Excerpts from an interface dataset
------------------------------------------------------------------------
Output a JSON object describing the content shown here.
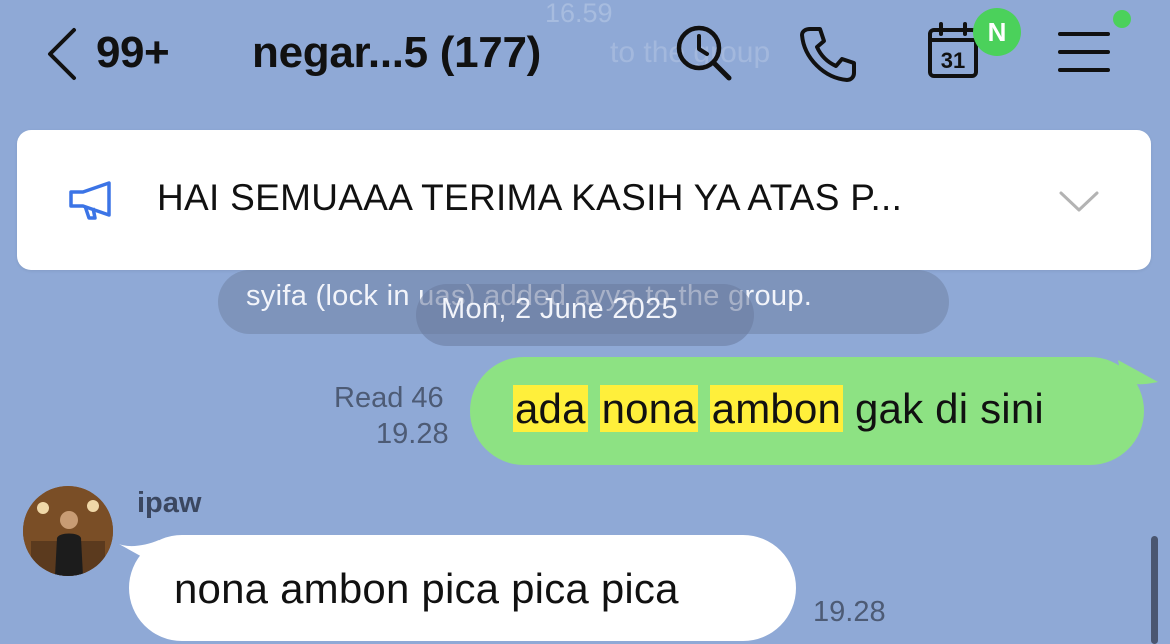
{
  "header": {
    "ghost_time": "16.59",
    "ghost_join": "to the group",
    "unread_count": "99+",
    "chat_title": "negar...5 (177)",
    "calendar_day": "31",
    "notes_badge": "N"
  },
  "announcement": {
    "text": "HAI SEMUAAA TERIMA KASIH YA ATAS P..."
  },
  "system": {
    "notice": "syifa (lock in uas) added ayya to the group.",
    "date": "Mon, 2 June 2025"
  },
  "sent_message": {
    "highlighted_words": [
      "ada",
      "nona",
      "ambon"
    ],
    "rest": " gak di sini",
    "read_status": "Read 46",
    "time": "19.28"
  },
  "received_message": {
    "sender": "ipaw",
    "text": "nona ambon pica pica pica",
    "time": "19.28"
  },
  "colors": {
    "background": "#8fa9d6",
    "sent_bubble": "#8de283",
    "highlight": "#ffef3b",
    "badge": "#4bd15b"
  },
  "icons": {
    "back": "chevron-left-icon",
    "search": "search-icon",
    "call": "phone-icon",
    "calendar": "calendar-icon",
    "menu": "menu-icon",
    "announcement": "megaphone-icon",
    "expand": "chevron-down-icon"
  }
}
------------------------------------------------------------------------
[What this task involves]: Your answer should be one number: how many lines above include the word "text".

[Solution to this exercise]: 2